It’s that time again.
We have judges and TD! Debbie Rodriguez S Virginia Beverly Rogers S Arizona TD: Heather Peterson R Colorado Opening date: June 29, 2020 Closing date: July 13, 2020 We will have distancing rules in place, wearing masks mandatory except when mounted. Your temperature will be taken upon arrival and we […]Find out more »
Eastern Idaho Chapter of Idaho Dressage and Eventing Association is hosting the High Desert Dressage Show! Judge: Sandy Hotz "S" Manager: Mike Taylor (208) 241-6068 Secretary: Mike Taylor Opening Date: July 27th 2020 Closing Date: August 10th 2020 Approvals: USDF, USEF & IDEA The Eastern Idaho Chapter (EIC) is […]Find out more »
It’s time to send us shows to get on the calendar!
The object of dressage is the development of the horse into a happy athlete through harmonious education.
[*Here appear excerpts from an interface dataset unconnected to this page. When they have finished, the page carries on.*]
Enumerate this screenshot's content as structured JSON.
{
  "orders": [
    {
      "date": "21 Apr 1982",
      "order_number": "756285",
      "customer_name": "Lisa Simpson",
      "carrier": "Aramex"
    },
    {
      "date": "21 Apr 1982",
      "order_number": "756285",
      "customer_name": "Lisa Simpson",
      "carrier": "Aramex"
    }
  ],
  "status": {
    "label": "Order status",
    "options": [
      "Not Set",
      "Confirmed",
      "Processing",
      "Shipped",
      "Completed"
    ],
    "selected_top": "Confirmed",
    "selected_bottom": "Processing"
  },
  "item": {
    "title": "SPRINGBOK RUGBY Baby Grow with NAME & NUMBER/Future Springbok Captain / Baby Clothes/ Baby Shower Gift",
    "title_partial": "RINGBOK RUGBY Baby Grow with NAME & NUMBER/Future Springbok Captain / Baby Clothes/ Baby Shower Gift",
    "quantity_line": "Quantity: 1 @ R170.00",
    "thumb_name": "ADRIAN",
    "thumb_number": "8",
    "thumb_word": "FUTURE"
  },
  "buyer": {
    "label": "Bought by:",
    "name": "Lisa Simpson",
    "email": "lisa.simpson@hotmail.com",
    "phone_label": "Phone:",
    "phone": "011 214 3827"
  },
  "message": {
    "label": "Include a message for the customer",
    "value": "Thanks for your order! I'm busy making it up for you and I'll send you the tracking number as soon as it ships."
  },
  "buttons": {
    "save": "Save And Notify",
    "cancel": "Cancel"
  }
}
As a result, it makes the horse calm, supple, loose and flexible, but also confident, attentive and keen, thus achieving perfect understanding with the rider.
Competitive dressage showcases all levels of training. Currently, there are nine progressive levels of competition, open to all breeds of horses and all levels of riders. Special classes such as musical freestyle offer creativity and individual expression for the exhibitors. The pinnacle of competitive dressage is the Grand Prix level. The Grand Prix level is also showcased at the Olympic Games as one of the three equestrian disciplines.
Eventing, also an Olympic discipline, is best described as an equestrian triathlon. The discipline originated as a cavalry test and is comprised of three phases: Dressage, Cross Country and Show Jumping.
The first phase, Dressage, shows the graceful partnership of horse and rider as described above.
The second phase, Cross Country, challenges bravery, fitness and determination as horse and rider combinations navigate a series of solid obstacles, technical questions and varied terrain.
In the third and final phase, Show Jumping, horse and rider combinations prove their precision as they clear a course of fences.
In a competitive environment, penalty points are accumulated in each phase. At the conclusion of an event, the horse and rider combination with the lowest score wins.